Lego Rock Band Review

When a music game gets released whose title names the band in which said game will focus on, it can be easy to guess the style and the general nature of the game. The Beatles Rock Band for example looked as if it was going to deliver the ultimate Beatles experience, and it did so in a spectacular way.

But when games go naming themselves something a bit more mysterious such as Lego Rock Band, it can be difficult to discern just from speculation alone what the game may involve. The very fact that the publishers secured licensing particulars with such an omnipresent household name should alone convince you to expect something quite spectacular here, and you are righto have these expectations. To an extent.

Though most will already know the procedure here, it may be worth explaining for the less experienced out there that all Rock band games involve using a variety of fake plastic instruments with buttons on that replicate the instrument you’re playing on screen, possessing buttons that music tapped and drums that must be bashed along with the music. Songs play and the highway-like interface on the screen indicated which notes must be played/hit at what time and you are graded in your (or your makeshift band’s) ability to play accurately and in time with the music. This is how music games like this have always worked and it is a pretty solid and unchanging formula. It is worth mentioning that although this is a standalone game, there were no bundle packs released for Lego Rock Band, so the Rock Band instruments must be bought separately if you don’t already own them.

The gameplay of Lego Rock Band is itself unchanged from that of Rock Band 2, but what differentiates it is of course the funny lego-centric overhaul of pretty much the entire visual aspect of the game. Everything from the surroundings to the very characters you play is dipped in Lego and blown up on the screen for your enjoyment. The difficulty level has definitely decreased, lowering the threshold for hitting notes and scoring highly on songs compared to Rock Band 2. Everything has simply been made even more family-friendly than it was before, which is really the selling point of this game: families just love Lego, and they love to get together an appreciate musical games that are presented in the style of Lego as well.

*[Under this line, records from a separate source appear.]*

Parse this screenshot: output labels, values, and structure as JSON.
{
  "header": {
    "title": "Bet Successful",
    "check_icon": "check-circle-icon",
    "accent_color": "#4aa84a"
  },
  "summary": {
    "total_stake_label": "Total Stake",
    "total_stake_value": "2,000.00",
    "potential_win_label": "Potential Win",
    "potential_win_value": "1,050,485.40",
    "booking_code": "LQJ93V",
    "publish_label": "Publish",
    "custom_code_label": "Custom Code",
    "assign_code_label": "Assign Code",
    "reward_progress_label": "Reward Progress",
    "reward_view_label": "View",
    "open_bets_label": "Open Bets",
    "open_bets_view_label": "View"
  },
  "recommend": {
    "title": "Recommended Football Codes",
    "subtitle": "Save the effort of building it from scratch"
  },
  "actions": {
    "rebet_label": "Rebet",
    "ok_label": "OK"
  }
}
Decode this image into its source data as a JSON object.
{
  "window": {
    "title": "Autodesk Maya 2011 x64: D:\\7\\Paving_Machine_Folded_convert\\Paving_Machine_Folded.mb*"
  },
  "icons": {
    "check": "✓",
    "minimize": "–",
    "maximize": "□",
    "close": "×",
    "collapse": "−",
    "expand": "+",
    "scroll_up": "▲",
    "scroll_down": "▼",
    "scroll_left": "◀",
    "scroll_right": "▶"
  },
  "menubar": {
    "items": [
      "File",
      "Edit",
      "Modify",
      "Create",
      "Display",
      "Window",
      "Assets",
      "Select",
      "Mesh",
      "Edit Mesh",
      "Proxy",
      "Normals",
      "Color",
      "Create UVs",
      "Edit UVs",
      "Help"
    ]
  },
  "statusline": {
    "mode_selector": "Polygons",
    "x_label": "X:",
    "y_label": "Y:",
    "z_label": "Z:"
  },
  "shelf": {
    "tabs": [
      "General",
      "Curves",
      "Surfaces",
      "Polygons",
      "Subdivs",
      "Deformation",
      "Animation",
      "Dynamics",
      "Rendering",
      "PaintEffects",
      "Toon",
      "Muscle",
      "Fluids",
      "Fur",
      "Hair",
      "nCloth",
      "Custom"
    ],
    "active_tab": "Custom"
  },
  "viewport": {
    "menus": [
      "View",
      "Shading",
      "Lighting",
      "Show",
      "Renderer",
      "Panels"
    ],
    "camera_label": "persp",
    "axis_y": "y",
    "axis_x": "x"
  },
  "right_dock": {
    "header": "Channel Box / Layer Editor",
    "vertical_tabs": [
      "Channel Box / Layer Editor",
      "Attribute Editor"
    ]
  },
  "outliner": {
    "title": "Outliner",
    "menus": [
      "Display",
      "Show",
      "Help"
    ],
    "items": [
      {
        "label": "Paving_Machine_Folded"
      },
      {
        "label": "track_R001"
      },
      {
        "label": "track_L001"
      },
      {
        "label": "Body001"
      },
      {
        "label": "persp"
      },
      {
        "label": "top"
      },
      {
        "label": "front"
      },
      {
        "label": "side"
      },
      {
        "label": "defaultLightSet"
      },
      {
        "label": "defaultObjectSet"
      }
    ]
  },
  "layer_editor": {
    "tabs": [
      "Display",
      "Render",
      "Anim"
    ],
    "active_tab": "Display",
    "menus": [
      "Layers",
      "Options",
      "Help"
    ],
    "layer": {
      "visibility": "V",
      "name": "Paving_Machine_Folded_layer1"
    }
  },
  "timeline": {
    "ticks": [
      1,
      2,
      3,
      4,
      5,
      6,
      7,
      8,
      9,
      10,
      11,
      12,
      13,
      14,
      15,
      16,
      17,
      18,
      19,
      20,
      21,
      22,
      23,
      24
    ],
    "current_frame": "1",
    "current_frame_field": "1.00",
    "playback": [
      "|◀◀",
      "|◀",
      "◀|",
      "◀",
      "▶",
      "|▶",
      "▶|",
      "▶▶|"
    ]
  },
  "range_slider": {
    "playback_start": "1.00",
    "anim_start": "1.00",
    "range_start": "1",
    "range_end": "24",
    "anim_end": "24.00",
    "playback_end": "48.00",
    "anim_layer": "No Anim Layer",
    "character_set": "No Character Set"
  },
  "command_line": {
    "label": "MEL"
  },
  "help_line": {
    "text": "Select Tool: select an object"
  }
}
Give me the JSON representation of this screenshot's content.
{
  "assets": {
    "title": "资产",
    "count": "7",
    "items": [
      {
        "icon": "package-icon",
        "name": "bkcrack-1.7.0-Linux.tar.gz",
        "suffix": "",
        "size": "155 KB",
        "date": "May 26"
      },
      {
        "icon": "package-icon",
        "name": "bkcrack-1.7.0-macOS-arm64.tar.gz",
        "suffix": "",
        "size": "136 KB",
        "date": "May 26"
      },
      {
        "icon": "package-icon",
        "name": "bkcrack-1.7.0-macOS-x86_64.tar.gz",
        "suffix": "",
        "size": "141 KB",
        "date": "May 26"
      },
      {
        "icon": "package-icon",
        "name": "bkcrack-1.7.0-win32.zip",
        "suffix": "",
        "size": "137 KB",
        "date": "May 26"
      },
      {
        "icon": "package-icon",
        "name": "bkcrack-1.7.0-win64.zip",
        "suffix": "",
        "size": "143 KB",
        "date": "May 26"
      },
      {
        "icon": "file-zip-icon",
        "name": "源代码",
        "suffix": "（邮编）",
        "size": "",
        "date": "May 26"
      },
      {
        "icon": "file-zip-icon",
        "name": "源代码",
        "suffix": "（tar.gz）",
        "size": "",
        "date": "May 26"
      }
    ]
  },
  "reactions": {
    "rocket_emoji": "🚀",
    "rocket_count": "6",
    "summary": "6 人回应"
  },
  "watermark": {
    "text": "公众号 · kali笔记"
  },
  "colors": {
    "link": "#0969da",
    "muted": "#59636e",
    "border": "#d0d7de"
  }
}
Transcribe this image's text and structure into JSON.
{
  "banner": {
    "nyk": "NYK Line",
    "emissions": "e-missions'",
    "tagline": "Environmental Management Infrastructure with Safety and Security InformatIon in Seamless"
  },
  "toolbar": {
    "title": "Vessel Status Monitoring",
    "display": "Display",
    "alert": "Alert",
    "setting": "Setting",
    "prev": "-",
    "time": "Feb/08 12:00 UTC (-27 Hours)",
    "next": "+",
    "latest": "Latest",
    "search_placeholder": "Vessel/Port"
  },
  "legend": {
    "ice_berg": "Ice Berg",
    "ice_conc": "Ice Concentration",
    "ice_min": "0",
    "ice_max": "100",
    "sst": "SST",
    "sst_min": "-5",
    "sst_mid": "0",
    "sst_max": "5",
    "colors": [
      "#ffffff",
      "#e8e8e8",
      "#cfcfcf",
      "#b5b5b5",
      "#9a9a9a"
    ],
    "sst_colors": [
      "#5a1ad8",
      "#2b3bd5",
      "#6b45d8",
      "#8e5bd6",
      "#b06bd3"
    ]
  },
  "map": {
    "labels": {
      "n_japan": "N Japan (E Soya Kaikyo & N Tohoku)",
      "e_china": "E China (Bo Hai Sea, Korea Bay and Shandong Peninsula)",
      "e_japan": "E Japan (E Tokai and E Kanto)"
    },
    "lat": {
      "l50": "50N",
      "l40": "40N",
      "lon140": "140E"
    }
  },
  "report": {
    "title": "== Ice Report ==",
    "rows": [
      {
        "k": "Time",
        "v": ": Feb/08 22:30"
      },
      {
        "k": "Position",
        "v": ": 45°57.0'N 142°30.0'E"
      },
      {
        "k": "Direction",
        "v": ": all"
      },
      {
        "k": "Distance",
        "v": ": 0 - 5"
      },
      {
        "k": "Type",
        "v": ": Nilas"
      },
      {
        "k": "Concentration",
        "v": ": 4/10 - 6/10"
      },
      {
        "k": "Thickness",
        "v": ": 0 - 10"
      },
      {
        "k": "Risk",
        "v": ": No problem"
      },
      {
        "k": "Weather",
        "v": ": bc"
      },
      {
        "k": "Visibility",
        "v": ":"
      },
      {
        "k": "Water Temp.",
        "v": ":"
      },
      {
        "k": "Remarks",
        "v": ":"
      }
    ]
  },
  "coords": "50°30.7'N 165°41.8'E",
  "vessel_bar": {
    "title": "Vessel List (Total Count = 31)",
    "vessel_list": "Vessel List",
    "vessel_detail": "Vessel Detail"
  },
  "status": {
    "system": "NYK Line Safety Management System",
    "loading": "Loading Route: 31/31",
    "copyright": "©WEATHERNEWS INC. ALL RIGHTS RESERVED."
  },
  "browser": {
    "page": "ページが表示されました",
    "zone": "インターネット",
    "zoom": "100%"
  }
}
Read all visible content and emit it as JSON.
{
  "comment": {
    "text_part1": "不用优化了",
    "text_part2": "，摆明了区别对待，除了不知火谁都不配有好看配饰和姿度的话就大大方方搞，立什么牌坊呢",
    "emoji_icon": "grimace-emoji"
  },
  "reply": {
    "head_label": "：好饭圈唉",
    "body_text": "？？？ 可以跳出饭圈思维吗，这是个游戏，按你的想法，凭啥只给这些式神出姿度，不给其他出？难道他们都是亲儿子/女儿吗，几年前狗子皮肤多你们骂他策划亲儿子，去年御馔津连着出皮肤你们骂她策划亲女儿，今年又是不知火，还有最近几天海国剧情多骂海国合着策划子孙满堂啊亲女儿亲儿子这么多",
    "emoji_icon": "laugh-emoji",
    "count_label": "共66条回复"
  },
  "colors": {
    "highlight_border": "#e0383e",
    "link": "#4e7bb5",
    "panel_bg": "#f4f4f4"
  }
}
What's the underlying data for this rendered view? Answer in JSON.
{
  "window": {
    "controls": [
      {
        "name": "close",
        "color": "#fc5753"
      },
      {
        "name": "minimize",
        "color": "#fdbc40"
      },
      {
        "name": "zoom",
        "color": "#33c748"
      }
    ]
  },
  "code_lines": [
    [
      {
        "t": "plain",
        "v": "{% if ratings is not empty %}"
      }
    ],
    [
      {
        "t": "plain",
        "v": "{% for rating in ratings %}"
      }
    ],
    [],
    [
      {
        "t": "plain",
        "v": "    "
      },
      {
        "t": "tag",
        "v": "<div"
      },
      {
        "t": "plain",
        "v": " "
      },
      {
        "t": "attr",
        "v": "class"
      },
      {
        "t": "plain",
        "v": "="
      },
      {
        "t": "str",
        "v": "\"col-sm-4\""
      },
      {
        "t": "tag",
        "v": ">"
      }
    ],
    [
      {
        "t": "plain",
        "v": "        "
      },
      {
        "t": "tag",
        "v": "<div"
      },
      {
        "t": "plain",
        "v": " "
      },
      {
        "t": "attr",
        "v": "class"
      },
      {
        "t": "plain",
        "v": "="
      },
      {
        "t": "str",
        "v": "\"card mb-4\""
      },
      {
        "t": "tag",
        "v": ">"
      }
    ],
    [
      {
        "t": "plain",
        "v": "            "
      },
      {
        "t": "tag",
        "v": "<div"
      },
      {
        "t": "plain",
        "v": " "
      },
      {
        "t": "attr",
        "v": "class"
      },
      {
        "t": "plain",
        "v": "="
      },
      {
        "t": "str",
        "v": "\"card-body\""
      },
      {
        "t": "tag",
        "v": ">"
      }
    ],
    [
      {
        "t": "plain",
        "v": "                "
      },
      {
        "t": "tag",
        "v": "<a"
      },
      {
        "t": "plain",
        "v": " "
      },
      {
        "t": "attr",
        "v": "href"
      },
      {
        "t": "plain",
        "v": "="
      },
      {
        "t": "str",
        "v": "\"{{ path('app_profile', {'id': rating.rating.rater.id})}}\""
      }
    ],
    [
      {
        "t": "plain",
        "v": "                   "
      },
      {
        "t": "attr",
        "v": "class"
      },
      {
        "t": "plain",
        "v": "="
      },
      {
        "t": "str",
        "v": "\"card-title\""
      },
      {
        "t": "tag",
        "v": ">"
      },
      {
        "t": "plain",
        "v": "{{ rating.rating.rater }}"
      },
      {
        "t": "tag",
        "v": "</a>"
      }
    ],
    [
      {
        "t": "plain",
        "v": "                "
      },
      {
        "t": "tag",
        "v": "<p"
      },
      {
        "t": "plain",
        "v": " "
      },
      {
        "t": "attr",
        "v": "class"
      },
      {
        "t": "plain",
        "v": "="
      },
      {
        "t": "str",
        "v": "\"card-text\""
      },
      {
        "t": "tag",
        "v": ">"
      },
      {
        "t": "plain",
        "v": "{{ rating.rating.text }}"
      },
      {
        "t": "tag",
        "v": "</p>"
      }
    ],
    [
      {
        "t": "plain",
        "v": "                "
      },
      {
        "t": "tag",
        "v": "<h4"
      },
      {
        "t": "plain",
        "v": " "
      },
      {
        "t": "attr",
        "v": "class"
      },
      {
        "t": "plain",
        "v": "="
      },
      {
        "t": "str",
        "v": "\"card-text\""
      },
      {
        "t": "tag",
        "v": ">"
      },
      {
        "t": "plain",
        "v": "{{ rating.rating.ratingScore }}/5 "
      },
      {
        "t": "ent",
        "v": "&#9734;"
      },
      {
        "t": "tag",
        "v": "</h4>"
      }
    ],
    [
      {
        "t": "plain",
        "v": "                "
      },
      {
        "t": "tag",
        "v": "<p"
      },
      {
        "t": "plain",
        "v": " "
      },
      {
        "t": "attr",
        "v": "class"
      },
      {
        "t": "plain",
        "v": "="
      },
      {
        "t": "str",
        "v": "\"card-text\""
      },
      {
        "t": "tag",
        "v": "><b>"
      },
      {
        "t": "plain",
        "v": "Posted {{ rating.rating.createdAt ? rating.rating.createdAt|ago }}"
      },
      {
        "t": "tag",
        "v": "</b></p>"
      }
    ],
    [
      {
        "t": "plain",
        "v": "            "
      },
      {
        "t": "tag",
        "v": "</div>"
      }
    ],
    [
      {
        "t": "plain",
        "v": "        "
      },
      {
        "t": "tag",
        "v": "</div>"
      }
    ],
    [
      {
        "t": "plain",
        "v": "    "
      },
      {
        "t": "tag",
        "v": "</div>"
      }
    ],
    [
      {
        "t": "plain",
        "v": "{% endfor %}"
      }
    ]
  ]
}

The environments that you get to play in are also a little more exciting than the previous Rock Band and more typical of those you see in the Lego-based video games. Castles and Hanted Houses are among the different venues you will play, which are all modelled on the real-life Lego sets and are just as cute and adorable as them as well. Playing as Lego versions of famous musicians such as Freddie Mercury is a fun experience and reminds you why Lego is so fun in the first place. The track list of the game also has somewhat of an eclectix mix of styles and features bands that range from the heaviness of Korn to the lighter stylings of Lostprophets, The Kooks, Tom Petty, and Foo Fighters. There’s something for everyone here, with 45 tracks in total to play through and rock out with.

Lego Rock band is indeed a fantastic game for the younger generation out there that like the look of things that are Lego-shaped, but for Wii users their experience is restricted since you cannot access and downloadable content whatsoever. Even for the PS3 and Xbox 360, the game is still just Rock Band 2 with a super-easy mode, new tracks, and a Lego skin. Still, it is a fun experience and a fantastic music game in spite of it being a bit short of truly new content or innovative features.